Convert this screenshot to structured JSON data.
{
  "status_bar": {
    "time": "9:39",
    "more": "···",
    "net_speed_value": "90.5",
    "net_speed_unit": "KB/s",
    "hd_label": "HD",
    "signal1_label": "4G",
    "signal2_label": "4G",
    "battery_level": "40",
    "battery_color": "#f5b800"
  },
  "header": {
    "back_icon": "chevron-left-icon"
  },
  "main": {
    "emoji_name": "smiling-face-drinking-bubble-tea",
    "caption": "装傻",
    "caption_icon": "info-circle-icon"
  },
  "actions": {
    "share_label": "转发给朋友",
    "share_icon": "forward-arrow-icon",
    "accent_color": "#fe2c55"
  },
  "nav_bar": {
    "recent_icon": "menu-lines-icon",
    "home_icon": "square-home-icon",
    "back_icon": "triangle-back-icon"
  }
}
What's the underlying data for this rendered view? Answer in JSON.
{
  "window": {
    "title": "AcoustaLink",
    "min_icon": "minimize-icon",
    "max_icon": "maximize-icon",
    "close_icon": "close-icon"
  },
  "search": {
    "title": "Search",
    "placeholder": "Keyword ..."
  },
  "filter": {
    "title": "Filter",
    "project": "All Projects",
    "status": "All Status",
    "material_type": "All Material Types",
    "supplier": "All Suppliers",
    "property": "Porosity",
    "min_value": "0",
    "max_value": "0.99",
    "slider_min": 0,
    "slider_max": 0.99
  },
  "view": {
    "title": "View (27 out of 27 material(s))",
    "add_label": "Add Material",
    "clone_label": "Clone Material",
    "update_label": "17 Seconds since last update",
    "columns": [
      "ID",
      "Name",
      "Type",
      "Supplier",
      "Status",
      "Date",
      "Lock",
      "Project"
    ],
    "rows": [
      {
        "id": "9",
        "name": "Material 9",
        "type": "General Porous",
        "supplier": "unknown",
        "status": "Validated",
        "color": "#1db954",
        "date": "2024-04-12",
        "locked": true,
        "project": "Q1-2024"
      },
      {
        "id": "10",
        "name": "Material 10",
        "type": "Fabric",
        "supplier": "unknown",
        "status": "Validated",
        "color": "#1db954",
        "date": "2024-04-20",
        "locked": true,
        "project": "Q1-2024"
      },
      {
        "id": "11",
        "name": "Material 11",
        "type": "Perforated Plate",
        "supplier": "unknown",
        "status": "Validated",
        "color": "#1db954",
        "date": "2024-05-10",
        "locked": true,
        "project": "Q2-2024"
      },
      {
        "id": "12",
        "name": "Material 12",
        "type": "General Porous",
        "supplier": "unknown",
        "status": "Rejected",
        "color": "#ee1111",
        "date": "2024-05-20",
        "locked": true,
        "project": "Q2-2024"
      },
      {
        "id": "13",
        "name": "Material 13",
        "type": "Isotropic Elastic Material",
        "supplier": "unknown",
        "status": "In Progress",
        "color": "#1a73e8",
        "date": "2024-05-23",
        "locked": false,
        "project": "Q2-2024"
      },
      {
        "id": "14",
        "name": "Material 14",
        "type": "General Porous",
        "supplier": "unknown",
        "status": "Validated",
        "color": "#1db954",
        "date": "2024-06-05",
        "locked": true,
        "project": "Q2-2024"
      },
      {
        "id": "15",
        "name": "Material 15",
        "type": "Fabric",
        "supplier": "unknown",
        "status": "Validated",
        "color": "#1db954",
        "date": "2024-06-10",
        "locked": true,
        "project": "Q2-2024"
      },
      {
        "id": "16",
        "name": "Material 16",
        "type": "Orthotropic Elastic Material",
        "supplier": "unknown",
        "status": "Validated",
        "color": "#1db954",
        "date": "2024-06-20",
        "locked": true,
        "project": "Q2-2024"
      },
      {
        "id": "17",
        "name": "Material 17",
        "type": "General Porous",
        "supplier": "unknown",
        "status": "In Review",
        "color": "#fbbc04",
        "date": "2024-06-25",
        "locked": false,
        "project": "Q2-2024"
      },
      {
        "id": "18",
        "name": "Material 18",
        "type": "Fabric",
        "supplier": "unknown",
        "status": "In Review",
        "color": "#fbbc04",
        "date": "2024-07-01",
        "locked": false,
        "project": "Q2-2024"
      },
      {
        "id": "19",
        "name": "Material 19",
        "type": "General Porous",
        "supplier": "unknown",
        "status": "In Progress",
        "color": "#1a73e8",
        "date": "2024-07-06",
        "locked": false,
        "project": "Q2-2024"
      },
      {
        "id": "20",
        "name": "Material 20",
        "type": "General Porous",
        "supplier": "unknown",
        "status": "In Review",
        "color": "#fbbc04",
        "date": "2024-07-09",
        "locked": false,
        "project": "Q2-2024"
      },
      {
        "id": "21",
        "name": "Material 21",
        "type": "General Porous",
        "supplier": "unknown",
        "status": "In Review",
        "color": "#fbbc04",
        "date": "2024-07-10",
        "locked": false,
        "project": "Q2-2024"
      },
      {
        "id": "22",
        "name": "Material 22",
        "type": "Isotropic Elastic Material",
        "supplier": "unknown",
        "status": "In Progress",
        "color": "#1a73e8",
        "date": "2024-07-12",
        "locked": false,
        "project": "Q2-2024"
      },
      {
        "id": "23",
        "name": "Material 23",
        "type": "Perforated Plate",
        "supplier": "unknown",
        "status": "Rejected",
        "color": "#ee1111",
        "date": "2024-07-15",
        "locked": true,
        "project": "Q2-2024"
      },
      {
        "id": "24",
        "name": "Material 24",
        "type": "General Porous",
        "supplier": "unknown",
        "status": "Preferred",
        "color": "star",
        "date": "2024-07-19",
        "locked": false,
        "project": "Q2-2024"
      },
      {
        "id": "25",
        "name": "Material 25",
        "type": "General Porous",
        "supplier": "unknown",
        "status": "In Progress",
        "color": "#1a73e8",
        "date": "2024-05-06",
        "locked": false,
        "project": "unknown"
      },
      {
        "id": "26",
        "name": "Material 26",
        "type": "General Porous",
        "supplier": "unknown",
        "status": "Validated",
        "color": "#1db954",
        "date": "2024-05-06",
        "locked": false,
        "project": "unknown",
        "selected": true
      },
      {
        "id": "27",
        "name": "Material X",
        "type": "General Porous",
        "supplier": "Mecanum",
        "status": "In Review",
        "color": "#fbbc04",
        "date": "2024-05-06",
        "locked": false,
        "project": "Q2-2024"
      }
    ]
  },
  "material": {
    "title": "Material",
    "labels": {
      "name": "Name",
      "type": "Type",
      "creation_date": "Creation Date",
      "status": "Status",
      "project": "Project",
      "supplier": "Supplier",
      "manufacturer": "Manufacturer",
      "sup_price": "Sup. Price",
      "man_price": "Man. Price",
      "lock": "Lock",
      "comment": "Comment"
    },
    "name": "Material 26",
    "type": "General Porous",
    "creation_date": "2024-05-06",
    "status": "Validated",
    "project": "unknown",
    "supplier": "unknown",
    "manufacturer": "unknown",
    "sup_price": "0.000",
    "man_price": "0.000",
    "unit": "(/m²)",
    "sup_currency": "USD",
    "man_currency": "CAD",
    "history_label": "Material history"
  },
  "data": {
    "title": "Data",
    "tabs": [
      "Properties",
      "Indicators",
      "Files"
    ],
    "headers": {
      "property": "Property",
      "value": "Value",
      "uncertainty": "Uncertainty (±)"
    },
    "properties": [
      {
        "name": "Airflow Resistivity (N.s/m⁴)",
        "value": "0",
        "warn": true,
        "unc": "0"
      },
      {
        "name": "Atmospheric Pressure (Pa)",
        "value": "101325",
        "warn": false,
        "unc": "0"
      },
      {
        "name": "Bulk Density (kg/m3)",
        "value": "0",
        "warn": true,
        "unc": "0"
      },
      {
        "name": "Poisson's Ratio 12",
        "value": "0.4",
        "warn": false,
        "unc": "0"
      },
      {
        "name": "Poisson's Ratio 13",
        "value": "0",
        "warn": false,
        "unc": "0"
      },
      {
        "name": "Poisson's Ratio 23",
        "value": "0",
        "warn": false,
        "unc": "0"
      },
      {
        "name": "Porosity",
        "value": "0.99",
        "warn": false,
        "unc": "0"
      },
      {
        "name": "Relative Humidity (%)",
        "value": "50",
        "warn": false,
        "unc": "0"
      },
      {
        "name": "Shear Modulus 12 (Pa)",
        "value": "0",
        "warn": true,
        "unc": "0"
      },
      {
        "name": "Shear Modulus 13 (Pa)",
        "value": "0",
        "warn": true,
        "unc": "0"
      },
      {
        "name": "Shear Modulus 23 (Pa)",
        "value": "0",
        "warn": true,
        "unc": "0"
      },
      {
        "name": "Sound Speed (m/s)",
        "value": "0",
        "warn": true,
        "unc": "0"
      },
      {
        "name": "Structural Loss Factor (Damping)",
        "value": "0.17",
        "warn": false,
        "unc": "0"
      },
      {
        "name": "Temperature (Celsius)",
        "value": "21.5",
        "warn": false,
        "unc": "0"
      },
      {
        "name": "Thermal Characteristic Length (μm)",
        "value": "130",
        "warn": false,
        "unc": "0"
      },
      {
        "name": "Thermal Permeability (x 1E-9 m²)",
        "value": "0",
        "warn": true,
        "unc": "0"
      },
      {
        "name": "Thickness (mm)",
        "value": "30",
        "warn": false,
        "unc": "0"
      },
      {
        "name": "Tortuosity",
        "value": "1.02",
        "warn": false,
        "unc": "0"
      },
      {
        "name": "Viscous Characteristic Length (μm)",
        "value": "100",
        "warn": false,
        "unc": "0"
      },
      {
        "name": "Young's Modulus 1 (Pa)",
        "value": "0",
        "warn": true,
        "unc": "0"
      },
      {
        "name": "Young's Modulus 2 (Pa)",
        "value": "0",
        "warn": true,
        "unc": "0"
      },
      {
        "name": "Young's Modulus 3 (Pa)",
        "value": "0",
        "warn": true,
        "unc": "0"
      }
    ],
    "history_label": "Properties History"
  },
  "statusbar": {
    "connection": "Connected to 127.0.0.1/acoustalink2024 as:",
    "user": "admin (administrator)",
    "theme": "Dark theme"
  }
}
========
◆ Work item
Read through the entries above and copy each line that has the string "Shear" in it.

◆ Answer box
        "name": "Shear Modulus 12 (Pa)",
        "name": "Shear Modulus 13 (Pa)",
        "name": "Shear Modulus 23 (Pa)",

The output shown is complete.